(INSTRUCTIONS TO FOLLOW) The word "formatting" may appear in lines of the data below. Say how many lines hold it, giving only the number.

[Entries from a dataset of interfaces]

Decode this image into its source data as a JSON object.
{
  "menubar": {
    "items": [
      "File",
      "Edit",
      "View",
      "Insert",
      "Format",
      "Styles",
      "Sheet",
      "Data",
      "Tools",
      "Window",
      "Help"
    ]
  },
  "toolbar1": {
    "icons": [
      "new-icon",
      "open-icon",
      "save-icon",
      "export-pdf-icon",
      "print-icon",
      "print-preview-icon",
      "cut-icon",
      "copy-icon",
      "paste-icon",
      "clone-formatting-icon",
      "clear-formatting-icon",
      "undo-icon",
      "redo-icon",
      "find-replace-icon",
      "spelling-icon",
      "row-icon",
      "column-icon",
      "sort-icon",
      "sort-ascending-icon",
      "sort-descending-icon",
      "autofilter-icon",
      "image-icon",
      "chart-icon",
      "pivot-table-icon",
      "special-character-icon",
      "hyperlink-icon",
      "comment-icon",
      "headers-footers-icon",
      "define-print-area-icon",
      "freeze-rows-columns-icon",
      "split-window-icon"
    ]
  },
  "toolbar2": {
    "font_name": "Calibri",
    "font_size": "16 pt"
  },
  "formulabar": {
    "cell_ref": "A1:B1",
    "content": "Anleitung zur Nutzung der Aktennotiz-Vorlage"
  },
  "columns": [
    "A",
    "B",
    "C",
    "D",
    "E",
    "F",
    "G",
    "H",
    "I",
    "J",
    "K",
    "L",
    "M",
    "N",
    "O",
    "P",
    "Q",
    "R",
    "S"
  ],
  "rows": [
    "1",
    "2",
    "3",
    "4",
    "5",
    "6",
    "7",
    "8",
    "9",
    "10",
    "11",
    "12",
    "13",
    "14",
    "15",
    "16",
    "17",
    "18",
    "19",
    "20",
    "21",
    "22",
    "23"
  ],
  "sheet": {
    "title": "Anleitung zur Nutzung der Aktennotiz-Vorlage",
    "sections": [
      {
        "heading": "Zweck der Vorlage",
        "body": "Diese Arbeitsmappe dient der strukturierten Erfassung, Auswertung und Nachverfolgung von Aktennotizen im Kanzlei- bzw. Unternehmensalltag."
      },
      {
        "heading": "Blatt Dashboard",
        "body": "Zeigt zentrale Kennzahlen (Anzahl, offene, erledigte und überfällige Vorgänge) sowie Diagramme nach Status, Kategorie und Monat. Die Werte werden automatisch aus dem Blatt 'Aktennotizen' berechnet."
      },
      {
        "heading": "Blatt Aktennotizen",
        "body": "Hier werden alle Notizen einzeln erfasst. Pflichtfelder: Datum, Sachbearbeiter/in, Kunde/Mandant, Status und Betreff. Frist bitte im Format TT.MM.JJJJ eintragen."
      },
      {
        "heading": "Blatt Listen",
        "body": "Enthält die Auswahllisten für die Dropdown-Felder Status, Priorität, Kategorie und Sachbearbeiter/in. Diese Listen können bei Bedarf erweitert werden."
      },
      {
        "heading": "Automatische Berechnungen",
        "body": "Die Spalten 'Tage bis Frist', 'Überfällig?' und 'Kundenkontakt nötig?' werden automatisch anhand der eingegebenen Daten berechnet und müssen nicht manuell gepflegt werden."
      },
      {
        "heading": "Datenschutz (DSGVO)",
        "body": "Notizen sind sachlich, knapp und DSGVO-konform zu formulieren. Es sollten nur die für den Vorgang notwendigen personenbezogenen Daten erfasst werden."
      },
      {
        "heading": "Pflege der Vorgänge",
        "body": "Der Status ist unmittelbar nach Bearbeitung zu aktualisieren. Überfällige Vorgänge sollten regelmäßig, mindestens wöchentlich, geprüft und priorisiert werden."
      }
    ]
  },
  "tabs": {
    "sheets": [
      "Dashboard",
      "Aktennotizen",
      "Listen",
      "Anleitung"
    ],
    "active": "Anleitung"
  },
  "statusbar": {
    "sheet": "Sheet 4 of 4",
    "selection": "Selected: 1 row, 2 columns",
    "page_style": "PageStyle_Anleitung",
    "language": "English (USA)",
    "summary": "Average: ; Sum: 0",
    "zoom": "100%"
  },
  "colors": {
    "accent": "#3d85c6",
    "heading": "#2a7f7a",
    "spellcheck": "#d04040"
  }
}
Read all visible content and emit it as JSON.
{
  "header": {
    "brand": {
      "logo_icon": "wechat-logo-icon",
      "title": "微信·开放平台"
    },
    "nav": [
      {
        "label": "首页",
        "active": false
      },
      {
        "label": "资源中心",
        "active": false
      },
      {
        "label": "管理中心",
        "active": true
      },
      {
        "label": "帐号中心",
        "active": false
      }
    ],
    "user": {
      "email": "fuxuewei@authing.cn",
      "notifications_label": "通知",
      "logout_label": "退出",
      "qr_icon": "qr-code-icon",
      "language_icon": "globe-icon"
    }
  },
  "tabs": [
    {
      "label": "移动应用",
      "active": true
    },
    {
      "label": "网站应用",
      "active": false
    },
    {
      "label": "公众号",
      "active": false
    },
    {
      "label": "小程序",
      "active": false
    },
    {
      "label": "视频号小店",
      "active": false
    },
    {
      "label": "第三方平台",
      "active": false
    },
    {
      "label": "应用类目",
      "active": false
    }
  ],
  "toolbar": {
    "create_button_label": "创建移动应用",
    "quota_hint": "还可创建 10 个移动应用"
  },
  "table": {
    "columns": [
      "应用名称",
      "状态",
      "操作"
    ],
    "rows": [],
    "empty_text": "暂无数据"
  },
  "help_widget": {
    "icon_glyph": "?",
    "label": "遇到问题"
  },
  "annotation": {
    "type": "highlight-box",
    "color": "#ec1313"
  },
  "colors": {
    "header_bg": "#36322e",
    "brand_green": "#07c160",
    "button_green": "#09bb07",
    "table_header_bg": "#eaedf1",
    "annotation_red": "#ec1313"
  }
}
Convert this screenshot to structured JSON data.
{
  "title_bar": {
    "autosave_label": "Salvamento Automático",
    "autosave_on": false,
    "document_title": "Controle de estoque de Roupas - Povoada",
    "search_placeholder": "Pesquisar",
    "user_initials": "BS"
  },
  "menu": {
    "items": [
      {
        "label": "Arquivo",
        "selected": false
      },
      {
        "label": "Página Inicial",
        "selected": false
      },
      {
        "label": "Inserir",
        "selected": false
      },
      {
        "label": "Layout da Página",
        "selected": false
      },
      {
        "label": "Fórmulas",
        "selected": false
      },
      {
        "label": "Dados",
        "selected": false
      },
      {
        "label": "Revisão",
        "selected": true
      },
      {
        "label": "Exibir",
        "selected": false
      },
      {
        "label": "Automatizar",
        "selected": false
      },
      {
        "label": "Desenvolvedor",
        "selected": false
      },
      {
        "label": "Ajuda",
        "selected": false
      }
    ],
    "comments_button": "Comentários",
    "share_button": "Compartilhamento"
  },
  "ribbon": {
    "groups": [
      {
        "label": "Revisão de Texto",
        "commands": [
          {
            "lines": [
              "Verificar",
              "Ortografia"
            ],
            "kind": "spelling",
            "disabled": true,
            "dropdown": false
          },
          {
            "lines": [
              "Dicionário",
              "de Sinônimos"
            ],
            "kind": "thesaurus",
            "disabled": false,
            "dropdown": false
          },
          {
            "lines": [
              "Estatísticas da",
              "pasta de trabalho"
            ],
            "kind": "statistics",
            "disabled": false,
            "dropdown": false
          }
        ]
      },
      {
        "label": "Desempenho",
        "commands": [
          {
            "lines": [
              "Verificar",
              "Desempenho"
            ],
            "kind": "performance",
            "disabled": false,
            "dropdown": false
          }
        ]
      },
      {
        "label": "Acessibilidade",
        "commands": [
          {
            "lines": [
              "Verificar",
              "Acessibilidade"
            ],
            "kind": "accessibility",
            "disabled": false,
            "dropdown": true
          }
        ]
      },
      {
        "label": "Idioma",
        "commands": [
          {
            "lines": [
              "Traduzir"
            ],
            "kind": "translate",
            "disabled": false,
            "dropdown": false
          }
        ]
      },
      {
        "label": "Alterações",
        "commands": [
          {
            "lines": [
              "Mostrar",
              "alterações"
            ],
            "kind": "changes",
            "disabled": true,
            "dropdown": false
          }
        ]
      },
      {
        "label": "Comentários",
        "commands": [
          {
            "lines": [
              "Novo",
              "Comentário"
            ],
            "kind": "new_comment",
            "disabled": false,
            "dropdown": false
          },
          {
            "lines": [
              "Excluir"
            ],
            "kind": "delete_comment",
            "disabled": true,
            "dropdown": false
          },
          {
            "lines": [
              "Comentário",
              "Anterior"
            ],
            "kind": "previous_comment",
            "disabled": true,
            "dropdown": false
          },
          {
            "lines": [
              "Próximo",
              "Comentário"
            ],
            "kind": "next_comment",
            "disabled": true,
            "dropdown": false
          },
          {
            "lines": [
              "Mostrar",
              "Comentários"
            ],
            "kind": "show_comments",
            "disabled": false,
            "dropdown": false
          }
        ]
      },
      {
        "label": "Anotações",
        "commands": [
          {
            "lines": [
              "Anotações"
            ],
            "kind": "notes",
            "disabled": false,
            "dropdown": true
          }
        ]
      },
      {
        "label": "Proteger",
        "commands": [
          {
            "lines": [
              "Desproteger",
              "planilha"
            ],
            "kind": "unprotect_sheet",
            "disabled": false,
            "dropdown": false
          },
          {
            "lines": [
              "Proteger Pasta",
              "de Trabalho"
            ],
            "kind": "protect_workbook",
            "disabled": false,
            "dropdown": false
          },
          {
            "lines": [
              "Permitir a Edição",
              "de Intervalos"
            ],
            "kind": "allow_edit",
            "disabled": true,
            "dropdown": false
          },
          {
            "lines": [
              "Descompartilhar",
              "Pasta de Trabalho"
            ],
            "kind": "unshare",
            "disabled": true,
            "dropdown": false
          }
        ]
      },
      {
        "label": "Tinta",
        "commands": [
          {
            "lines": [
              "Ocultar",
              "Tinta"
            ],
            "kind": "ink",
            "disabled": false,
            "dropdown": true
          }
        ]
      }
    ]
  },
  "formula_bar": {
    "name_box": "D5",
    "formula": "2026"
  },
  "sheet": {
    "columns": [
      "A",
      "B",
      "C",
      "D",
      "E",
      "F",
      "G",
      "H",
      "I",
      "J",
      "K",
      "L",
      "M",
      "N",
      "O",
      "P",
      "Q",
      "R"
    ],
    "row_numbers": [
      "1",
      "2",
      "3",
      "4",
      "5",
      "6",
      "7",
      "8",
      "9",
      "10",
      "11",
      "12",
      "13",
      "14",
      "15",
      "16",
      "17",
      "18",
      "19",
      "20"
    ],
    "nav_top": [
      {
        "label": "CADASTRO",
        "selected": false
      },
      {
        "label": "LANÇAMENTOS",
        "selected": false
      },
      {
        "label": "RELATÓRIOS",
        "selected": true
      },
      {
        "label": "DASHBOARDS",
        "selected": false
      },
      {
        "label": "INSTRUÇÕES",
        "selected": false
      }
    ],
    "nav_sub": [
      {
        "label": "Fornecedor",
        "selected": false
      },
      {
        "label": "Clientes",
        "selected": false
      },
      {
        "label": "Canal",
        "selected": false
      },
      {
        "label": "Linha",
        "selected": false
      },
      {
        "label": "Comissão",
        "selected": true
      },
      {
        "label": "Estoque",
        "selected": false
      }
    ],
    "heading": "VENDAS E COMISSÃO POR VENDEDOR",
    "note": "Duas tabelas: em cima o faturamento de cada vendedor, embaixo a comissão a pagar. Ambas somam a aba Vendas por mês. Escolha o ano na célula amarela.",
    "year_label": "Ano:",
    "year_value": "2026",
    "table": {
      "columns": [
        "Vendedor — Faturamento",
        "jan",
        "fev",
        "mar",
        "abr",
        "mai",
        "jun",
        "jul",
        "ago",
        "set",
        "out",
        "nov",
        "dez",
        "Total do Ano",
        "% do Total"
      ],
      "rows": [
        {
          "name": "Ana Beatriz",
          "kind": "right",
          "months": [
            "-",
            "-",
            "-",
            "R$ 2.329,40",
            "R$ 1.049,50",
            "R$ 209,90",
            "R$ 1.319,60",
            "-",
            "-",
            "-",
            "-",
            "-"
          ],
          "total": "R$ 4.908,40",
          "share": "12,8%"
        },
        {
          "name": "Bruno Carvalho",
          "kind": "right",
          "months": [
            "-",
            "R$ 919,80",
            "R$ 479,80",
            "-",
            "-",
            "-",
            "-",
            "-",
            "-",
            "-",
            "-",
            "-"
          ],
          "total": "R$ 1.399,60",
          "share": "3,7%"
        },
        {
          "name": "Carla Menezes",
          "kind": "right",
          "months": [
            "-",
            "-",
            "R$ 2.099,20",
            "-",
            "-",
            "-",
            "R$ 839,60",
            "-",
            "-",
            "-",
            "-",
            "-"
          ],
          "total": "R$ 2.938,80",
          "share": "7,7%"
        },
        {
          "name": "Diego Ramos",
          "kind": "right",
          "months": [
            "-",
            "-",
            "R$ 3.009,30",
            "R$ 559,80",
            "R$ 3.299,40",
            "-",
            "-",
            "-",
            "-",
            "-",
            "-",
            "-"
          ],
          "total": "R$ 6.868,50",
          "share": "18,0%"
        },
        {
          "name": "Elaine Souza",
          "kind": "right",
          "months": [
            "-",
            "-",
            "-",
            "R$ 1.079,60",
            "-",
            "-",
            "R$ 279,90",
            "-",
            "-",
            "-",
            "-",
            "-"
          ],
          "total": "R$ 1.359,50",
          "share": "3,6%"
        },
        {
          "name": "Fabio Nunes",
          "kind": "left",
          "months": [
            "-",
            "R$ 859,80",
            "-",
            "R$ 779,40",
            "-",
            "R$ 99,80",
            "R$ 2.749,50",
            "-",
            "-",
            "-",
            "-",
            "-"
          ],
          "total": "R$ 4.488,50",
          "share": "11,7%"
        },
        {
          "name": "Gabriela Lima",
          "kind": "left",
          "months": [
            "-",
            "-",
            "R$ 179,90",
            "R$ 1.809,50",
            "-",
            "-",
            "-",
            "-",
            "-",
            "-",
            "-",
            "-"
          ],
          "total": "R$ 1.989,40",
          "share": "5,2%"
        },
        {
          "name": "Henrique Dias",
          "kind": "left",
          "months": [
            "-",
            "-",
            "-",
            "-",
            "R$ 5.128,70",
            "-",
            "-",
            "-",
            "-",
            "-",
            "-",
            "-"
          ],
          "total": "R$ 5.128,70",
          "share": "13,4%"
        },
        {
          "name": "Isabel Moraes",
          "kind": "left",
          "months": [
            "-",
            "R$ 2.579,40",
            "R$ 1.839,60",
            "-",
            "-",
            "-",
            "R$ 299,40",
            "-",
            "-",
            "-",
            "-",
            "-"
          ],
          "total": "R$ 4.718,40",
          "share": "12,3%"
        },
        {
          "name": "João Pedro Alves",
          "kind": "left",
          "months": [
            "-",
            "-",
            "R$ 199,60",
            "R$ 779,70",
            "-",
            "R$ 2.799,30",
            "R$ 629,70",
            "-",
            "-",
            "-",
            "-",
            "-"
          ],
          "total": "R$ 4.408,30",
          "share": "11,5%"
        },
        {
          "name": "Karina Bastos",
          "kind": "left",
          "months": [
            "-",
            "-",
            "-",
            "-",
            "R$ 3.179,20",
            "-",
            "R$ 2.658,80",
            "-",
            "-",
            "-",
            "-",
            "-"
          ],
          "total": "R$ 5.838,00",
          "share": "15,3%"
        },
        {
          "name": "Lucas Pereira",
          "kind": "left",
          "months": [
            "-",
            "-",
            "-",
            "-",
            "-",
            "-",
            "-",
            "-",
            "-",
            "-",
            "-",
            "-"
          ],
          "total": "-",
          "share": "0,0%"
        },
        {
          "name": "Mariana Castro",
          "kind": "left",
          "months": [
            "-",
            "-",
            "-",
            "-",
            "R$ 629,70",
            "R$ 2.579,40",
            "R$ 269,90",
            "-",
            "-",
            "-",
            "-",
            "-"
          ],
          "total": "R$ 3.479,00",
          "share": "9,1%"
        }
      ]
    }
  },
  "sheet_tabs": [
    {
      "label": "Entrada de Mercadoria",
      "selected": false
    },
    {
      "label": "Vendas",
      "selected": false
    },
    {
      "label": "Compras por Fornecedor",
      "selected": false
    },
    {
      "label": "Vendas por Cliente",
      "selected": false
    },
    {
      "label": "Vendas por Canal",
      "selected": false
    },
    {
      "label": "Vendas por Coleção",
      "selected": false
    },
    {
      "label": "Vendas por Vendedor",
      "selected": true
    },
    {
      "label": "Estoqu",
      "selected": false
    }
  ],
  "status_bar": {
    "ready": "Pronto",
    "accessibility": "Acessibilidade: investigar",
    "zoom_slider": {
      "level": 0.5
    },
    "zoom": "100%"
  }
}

(REPLY TO THE TASK) 2